The next morning we roused at 6:30 to go on a mangrove tour. It was actually a bit late if one wants to see the birds. You just go to the beach right of the pier along the hotels and through the coconut groves on the same path going to the underground river. We agreed with the boatman the previous day to come earlier so that we can still see the birds and other animals. During low tide, our boatman, who is an old man, told us that you can even see the monkeys eating crabs. It was indeed a fantastic boat ride early in the morning with just the sound of nature in the mangrove forest. Towards the end of our tour, he sang for us their “mangrove song”. Then we got back to where we started and allowed to plant “our” mangrove to mark our visit. I will definitely check on it when I get back there. They have allotted an area where visitors could plant mangroves, and you can see varying sizes of growth and age of the plants.

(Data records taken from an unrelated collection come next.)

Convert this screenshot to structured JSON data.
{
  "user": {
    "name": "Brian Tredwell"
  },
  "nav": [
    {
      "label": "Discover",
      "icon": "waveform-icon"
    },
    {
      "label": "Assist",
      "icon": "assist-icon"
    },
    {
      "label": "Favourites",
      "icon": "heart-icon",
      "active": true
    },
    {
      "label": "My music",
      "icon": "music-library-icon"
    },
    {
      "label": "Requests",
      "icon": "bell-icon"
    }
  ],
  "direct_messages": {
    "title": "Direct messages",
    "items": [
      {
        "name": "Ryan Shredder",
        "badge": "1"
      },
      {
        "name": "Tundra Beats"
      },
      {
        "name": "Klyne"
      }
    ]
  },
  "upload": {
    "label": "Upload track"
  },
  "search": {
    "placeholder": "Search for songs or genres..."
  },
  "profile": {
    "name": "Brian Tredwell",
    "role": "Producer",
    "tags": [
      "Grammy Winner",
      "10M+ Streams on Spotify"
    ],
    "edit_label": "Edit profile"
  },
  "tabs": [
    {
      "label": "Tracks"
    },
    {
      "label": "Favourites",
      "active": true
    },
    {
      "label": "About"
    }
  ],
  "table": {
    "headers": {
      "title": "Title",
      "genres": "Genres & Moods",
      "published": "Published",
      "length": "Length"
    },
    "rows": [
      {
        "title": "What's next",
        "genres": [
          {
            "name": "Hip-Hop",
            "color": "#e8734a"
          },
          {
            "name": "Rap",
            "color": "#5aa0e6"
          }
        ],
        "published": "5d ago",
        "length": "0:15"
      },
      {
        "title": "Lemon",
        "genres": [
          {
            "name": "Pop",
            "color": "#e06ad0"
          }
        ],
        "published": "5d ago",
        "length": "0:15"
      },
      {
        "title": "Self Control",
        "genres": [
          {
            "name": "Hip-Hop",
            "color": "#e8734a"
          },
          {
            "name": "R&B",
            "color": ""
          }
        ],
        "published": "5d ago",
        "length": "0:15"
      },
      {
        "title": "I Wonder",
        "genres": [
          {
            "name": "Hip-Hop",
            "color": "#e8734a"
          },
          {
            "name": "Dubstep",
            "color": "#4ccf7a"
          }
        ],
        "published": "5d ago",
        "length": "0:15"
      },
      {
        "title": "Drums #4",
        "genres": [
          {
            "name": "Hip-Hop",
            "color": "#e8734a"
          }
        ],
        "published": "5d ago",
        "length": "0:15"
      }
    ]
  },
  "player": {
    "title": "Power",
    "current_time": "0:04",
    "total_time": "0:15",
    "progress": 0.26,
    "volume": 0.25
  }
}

We went swimming immediately right after the tour. The beach was deserted despite the best of weather. There were many signs at the hotel area warning everyone of a strong undertow thus it is dangerous to swim in the area. It was much of an alarmist thing. There were no lifeguards esp. after 6:00 p.m., so it was discouraged to swim. I have been there several times and can safely say I knew how the weather there is. Anyhow, if you don’t go away far from the beach and as long as you can still feel the sand on your feet, you can frolic on the waters relatively safe. Bathing or swimming in Sabang was pretty good since there were no rocks or seagrasses – just clear water and fine white sand.
On our way to Sabang, we were already warned against swimming. Most of the Filipinos are non-swimmers so I can understand the guide’s concern. Naturally, the safety of her guests is her primary concern. Pesky sand flies (niknik) are also present in many beaches. Fortunately, we didn’t have them in Sabang. Perhaps it’s seasonal too. I can only remember during my previous trips that there were some in other swimming areas. After swimming, we went around a bit through this sleepy little village. Most of the tourist just arrive with the van, go to the underground river, eat lunch at some cottage then drive back to the city.
The accommodations in Sabang are relatively cheap and very affordable unless you wanted to stay at the more cosy resorts like Sheridan or Daluyon which prices range from 4,000 Php a night and up. The rest is basic cottages which cost as low as 800 Php (a cottage). There is no ATM machine in Sabang, so it’s better to bring enough cash with you. We went to Sabang Cafe which lies on the right side of the road going back to Puerto Princesa. This is under new management which is a Filipino. It was formerly owned by a French. We ate a sumptuous meal then were surprised with a free dessert courtesy of the chef which I’ve learned was previously a chef of Sheridan. This was really a pleasant and very welcomed surprise. I’ll truly recommend this café. (*As of 2017, this cafe is not in business anymore).
On our way back to our cottage, we made a stop at the tidal flats left of the pier, to take pictures, of the mountains as a fantastic backdrop, of small fishes and small crabs. We rested and then went to dinner at Dabdab’s own restaurant.
It rained at night, and it feels so good warmly tucked in the bed and listening to the rain pattering down the roof. You are practically inside the rainforest, in the middle of this beautiful nature and feeling protected inside the cottage.